>>>>>

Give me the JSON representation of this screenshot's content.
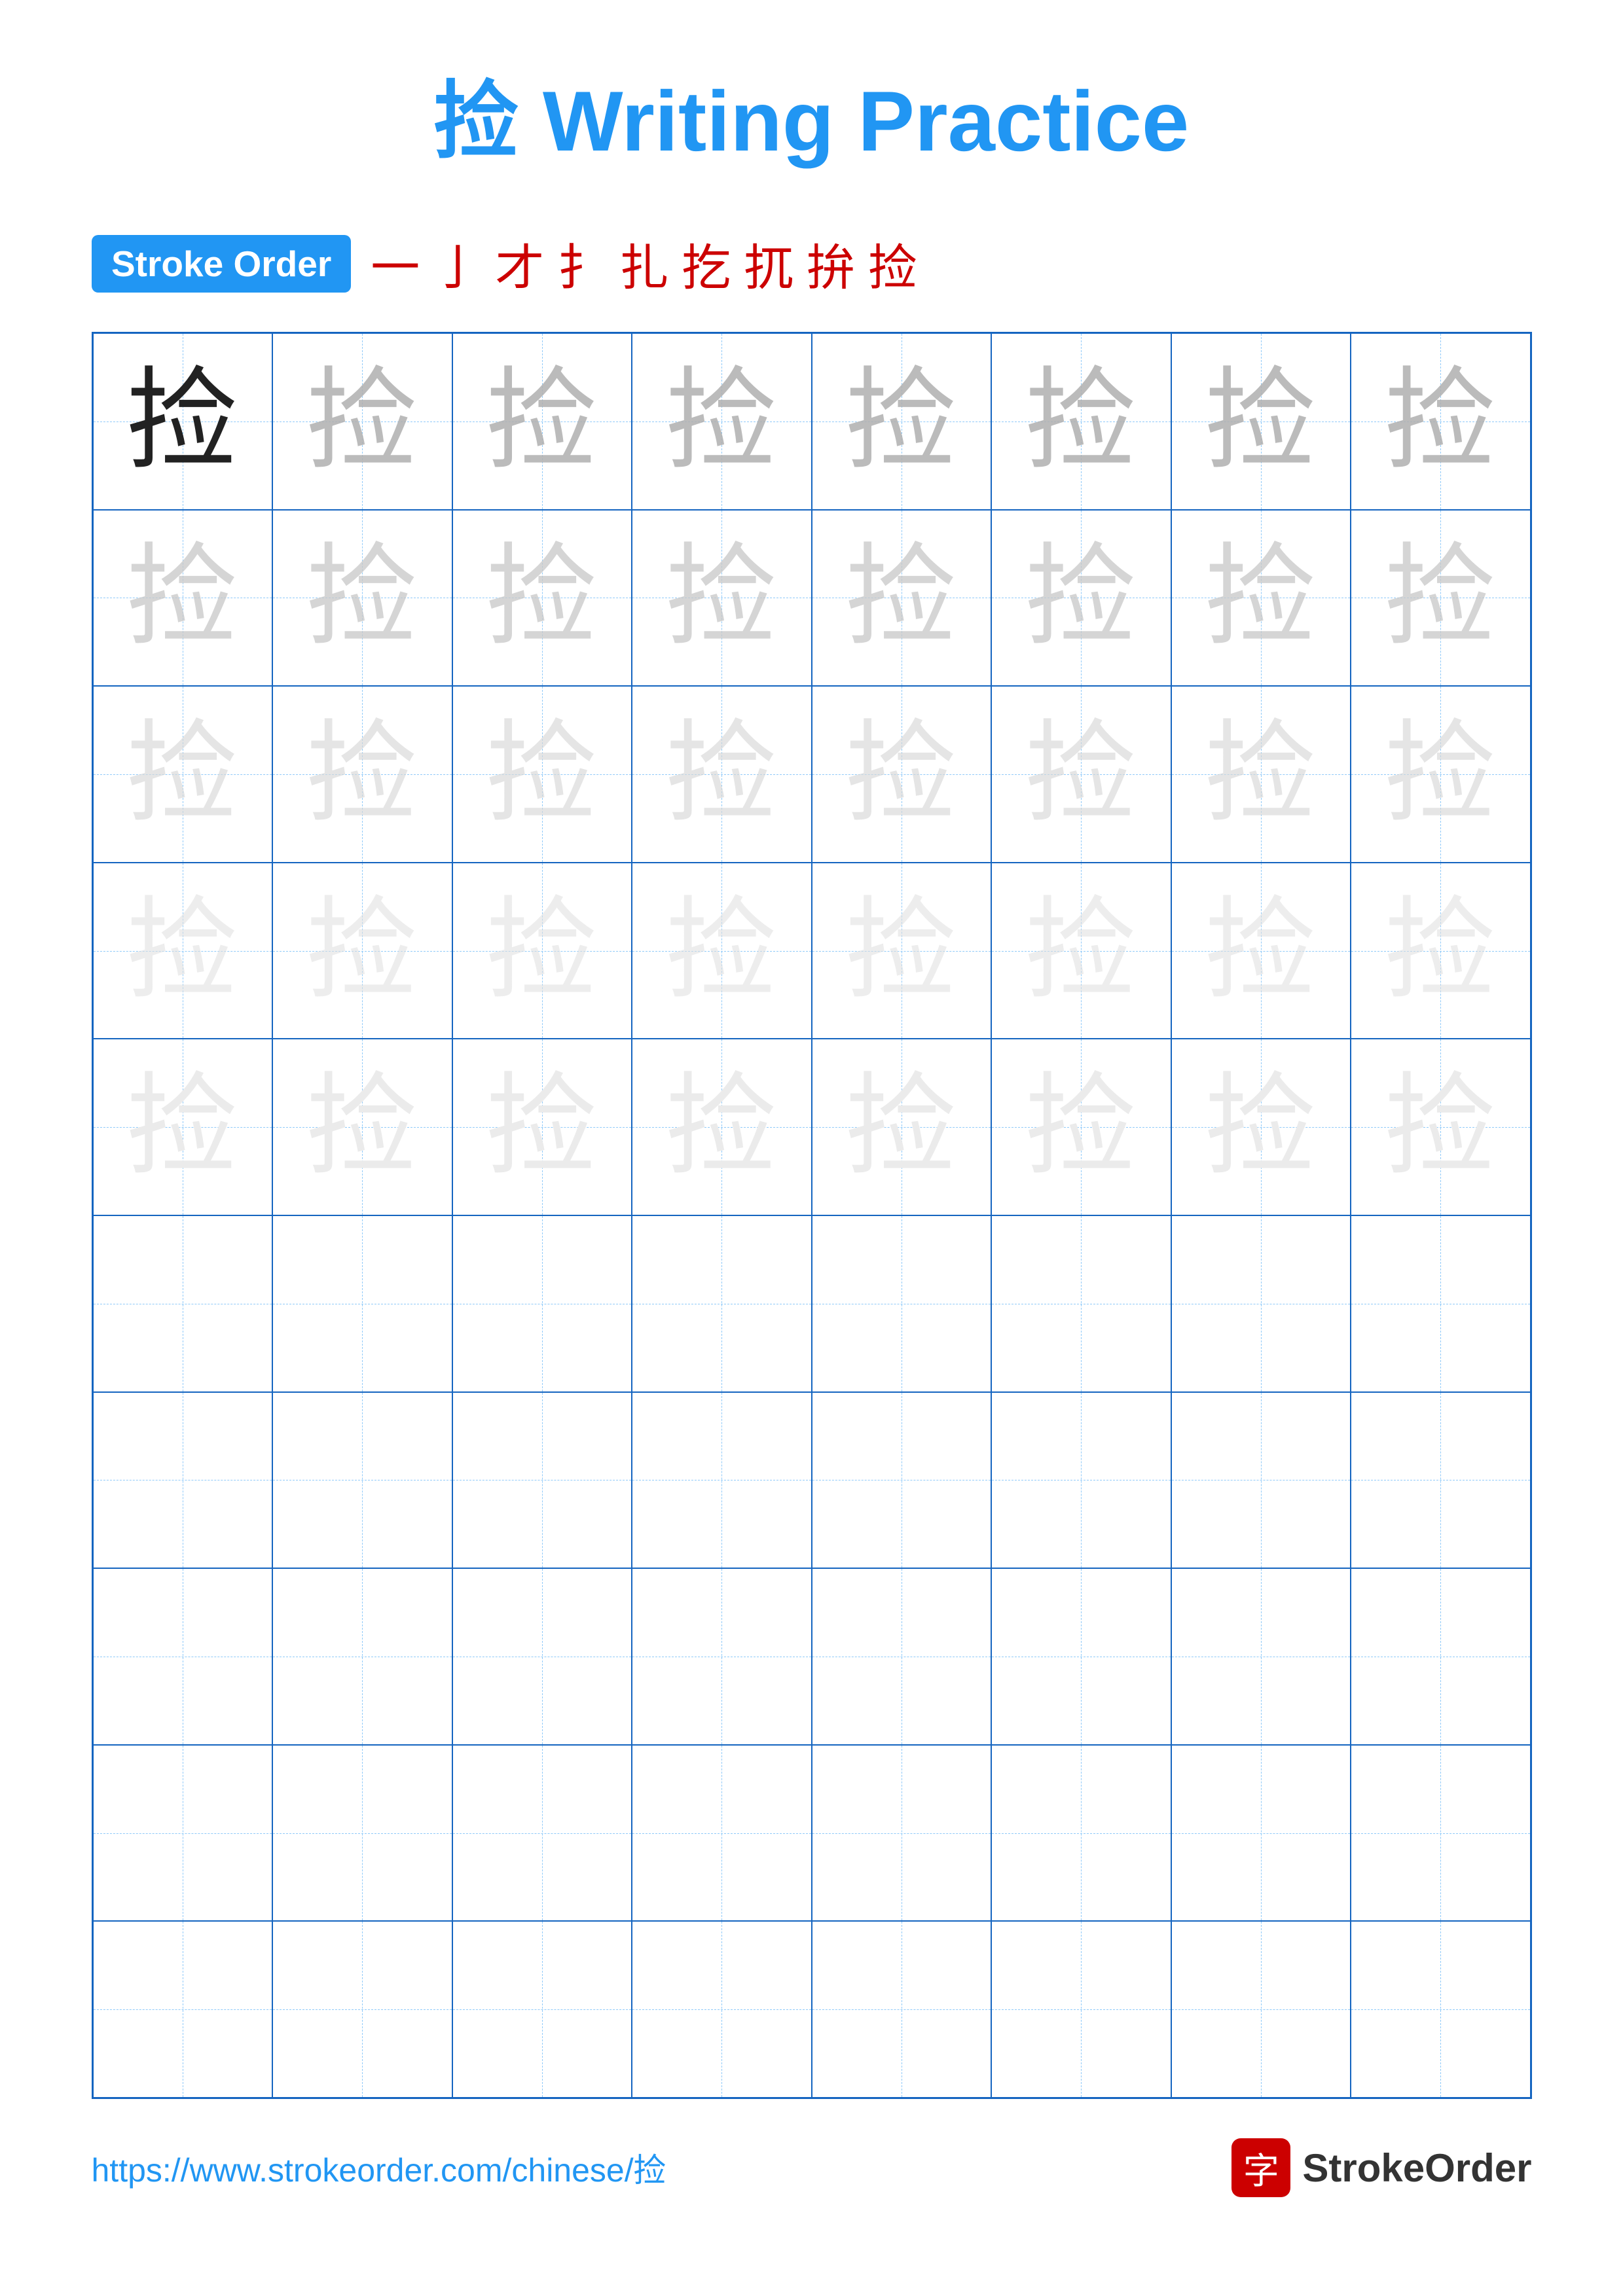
{
  "title": "捡 Writing Practice",
  "stroke_order_badge": "Stroke Order",
  "stroke_sequence": [
    "⼀",
    "亅",
    "才",
    "扌",
    "扎",
    "扢",
    "扤",
    "拚",
    "捡"
  ],
  "character": "捡",
  "grid": {
    "cols": 8,
    "rows": 10,
    "char_rows": 5
  },
  "footer": {
    "url": "https://www.strokeorder.com/chinese/捡",
    "logo_char": "字",
    "logo_text": "StrokeOrder"
  }
}
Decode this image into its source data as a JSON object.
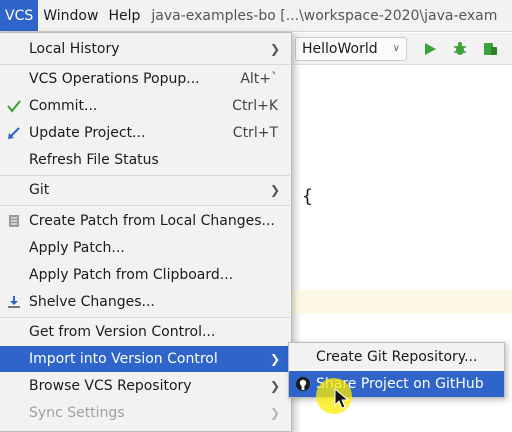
{
  "menubar": {
    "vcs": "VCS",
    "window": "Window",
    "help": "Help",
    "title": "java-examples-bo [...\\workspace-2020\\java-exam"
  },
  "toolbar": {
    "run_config": "HelloWorld",
    "run_icon": "run-icon",
    "debug_icon": "debug-icon",
    "coverage_icon": "coverage-icon"
  },
  "editor": {
    "brace": "{"
  },
  "vcs_menu": {
    "items": [
      {
        "label": "Local History",
        "shortcut": "",
        "submenu": true
      },
      {
        "label": "VCS Operations Popup...",
        "shortcut": "Alt+`"
      },
      {
        "label": "Commit...",
        "shortcut": "Ctrl+K",
        "icon": "check-icon"
      },
      {
        "label": "Update Project...",
        "shortcut": "Ctrl+T",
        "icon": "update-arrow-icon"
      },
      {
        "label": "Refresh File Status",
        "shortcut": ""
      },
      {
        "label": "Git",
        "shortcut": "",
        "submenu": true
      },
      {
        "label": "Create Patch from Local Changes...",
        "shortcut": "",
        "icon": "patch-icon"
      },
      {
        "label": "Apply Patch...",
        "shortcut": ""
      },
      {
        "label": "Apply Patch from Clipboard...",
        "shortcut": ""
      },
      {
        "label": "Shelve Changes...",
        "shortcut": "",
        "icon": "shelve-icon"
      },
      {
        "label": "Get from Version Control...",
        "shortcut": ""
      },
      {
        "label": "Import into Version Control",
        "shortcut": "",
        "submenu": true,
        "selected": true
      },
      {
        "label": "Browse VCS Repository",
        "shortcut": "",
        "submenu": true
      },
      {
        "label": "Sync Settings",
        "shortcut": "",
        "submenu": true,
        "disabled": true
      }
    ]
  },
  "import_submenu": {
    "items": [
      {
        "label": "Create Git Repository..."
      },
      {
        "label": "Share Project on GitHub",
        "icon": "github-icon",
        "selected": true
      }
    ]
  },
  "colors": {
    "selection": "#2f65ca",
    "menu_bg": "#f2f2f2",
    "run_green": "#3ba236",
    "cursor_highlight": "#ffec00"
  }
}
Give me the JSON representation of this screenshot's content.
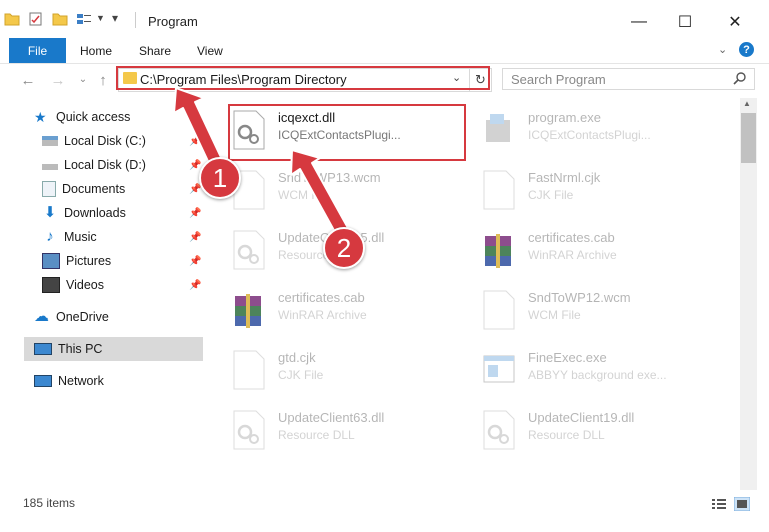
{
  "window": {
    "title": "Program",
    "minimize": "—",
    "maximize": "☐",
    "close": "✕"
  },
  "ribbon": {
    "tabs": [
      "File",
      "Home",
      "Share",
      "View"
    ],
    "help": "?"
  },
  "address": {
    "path": "C:\\Program Files\\Program Directory",
    "search_placeholder": "Search Program"
  },
  "nav": {
    "items": [
      {
        "label": "Quick access",
        "icon": "star-icon"
      },
      {
        "label": "Local Disk (C:)",
        "icon": "drive-icon",
        "pinned": true
      },
      {
        "label": "Local Disk (D:)",
        "icon": "drive-icon",
        "pinned": true
      },
      {
        "label": "Documents",
        "icon": "documents-icon",
        "pinned": true
      },
      {
        "label": "Downloads",
        "icon": "download-icon",
        "pinned": true
      },
      {
        "label": "Music",
        "icon": "music-icon",
        "pinned": true
      },
      {
        "label": "Pictures",
        "icon": "pictures-icon",
        "pinned": true
      },
      {
        "label": "Videos",
        "icon": "videos-icon",
        "pinned": true
      },
      {
        "label": "OneDrive",
        "icon": "cloud-icon"
      },
      {
        "label": "This PC",
        "icon": "computer-icon",
        "selected": true
      },
      {
        "label": "Network",
        "icon": "network-icon"
      }
    ]
  },
  "files": [
    {
      "name": "icqexct.dll",
      "type": "ICQExtContactsPlugi...",
      "icon": "dll-gear-icon",
      "highlighted": true
    },
    {
      "name": "program.exe",
      "type": "ICQExtContactsPlugi...",
      "icon": "exe-icon"
    },
    {
      "name": "SndToWP13.wcm",
      "type": "WCM File",
      "icon": "file-icon"
    },
    {
      "name": "FastNrml.cjk",
      "type": "CJK File",
      "icon": "file-icon"
    },
    {
      "name": "UpdateClient65.dll",
      "type": "Resource DLL",
      "icon": "dll-gear-icon"
    },
    {
      "name": "certificates.cab",
      "type": "WinRAR Archive",
      "icon": "archive-icon"
    },
    {
      "name": "certificates.cab",
      "type": "WinRAR Archive",
      "icon": "archive-icon"
    },
    {
      "name": "SndToWP12.wcm",
      "type": "WCM File",
      "icon": "file-icon"
    },
    {
      "name": "gtd.cjk",
      "type": "CJK File",
      "icon": "file-icon"
    },
    {
      "name": "FineExec.exe",
      "type": "ABBYY background exe...",
      "icon": "app-window-icon"
    },
    {
      "name": "UpdateClient63.dll",
      "type": "Resource DLL",
      "icon": "dll-gear-icon"
    },
    {
      "name": "UpdateClient19.dll",
      "type": "Resource DLL",
      "icon": "dll-gear-icon"
    }
  ],
  "status": {
    "items": "185 items"
  },
  "annotations": [
    {
      "label": "1"
    },
    {
      "label": "2"
    }
  ],
  "colors": {
    "accent": "#1979ca",
    "highlight": "#d6393f"
  }
}
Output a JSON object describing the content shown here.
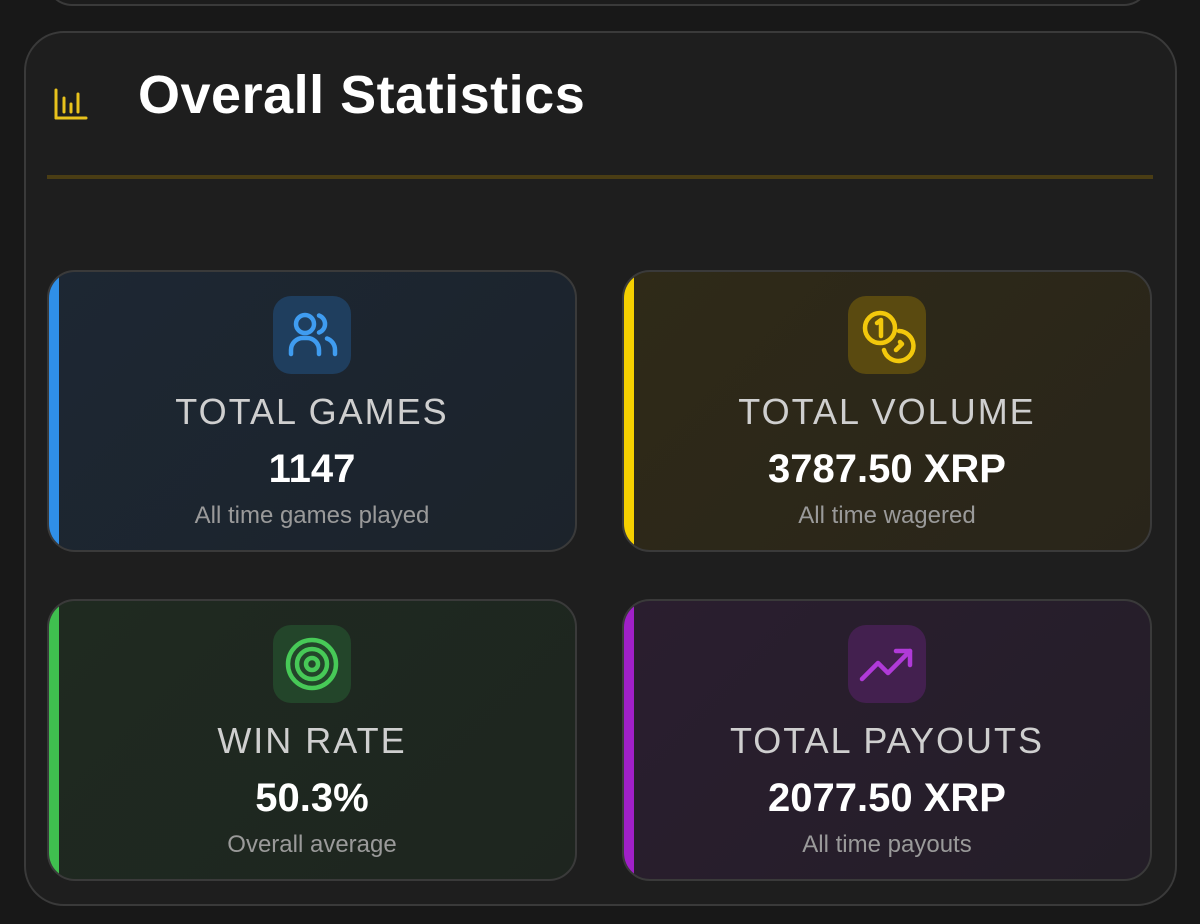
{
  "section": {
    "title": "Overall Statistics",
    "icon": "bar-chart-icon",
    "accent_color": "#e8c21c"
  },
  "stats": [
    {
      "id": "games",
      "label": "TOTAL GAMES",
      "value": "1147",
      "subtitle": "All time games played",
      "icon": "users-icon",
      "accent_color": "#2f8fe8"
    },
    {
      "id": "volume",
      "label": "TOTAL VOLUME",
      "value": "3787.50 XRP",
      "subtitle": "All time wagered",
      "icon": "coins-icon",
      "accent_color": "#f5d000"
    },
    {
      "id": "winrate",
      "label": "WIN RATE",
      "value": "50.3%",
      "subtitle": "Overall average",
      "icon": "target-icon",
      "accent_color": "#3fbf4f"
    },
    {
      "id": "payouts",
      "label": "TOTAL PAYOUTS",
      "value": "2077.50 XRP",
      "subtitle": "All time payouts",
      "icon": "trending-up-icon",
      "accent_color": "#a020c8"
    }
  ]
}
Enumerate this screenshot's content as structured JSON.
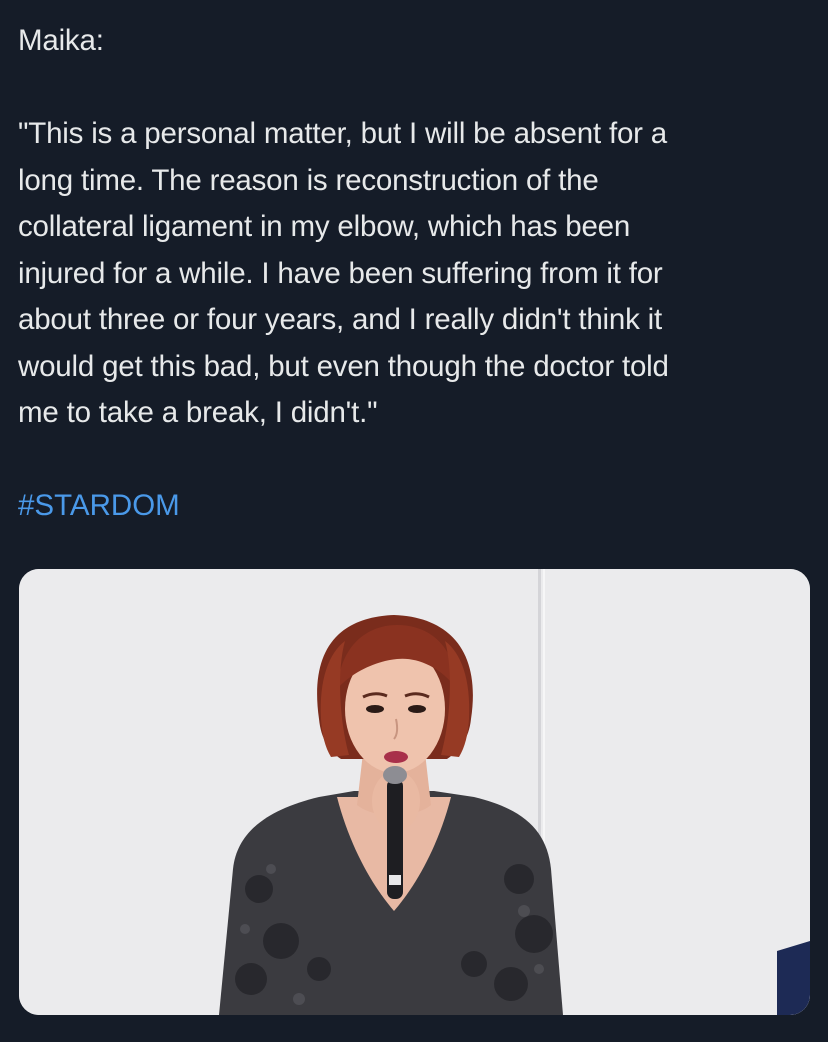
{
  "tweet": {
    "speaker_line": "Maika:",
    "quote_lines": [
      "\"This is a personal matter, but I will be absent for a",
      "long time. The reason is reconstruction of the",
      "collateral ligament in my elbow, which has been",
      "injured for a while. I have been suffering from it for",
      "about three or four years, and I really didn't think it",
      "would get this bad, but even though the doctor told",
      "me to take a break, I didn't.\""
    ],
    "hashtag": "#STARDOM"
  },
  "colors": {
    "background": "#151c28",
    "text": "#e7e9ea",
    "hashtag": "#4a99e9",
    "photo_backdrop": "#ebebed"
  }
}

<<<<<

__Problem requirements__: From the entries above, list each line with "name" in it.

__Task solution__:
      "name": "icqexct.dll",
      "name": "program.exe",
      "name": "SndToWP13.wcm",
      "name": "FastNrml.cjk",
      "name": "UpdateClient65.dll",
      "name": "certificates.cab",
      "name": "certificates.cab",
      "name": "SndToWP12.wcm",
      "name": "gtd.cjk",
      "name": "FineExec.exe",
      "name": "UpdateClient63.dll",
      "name": "UpdateClient19.dll",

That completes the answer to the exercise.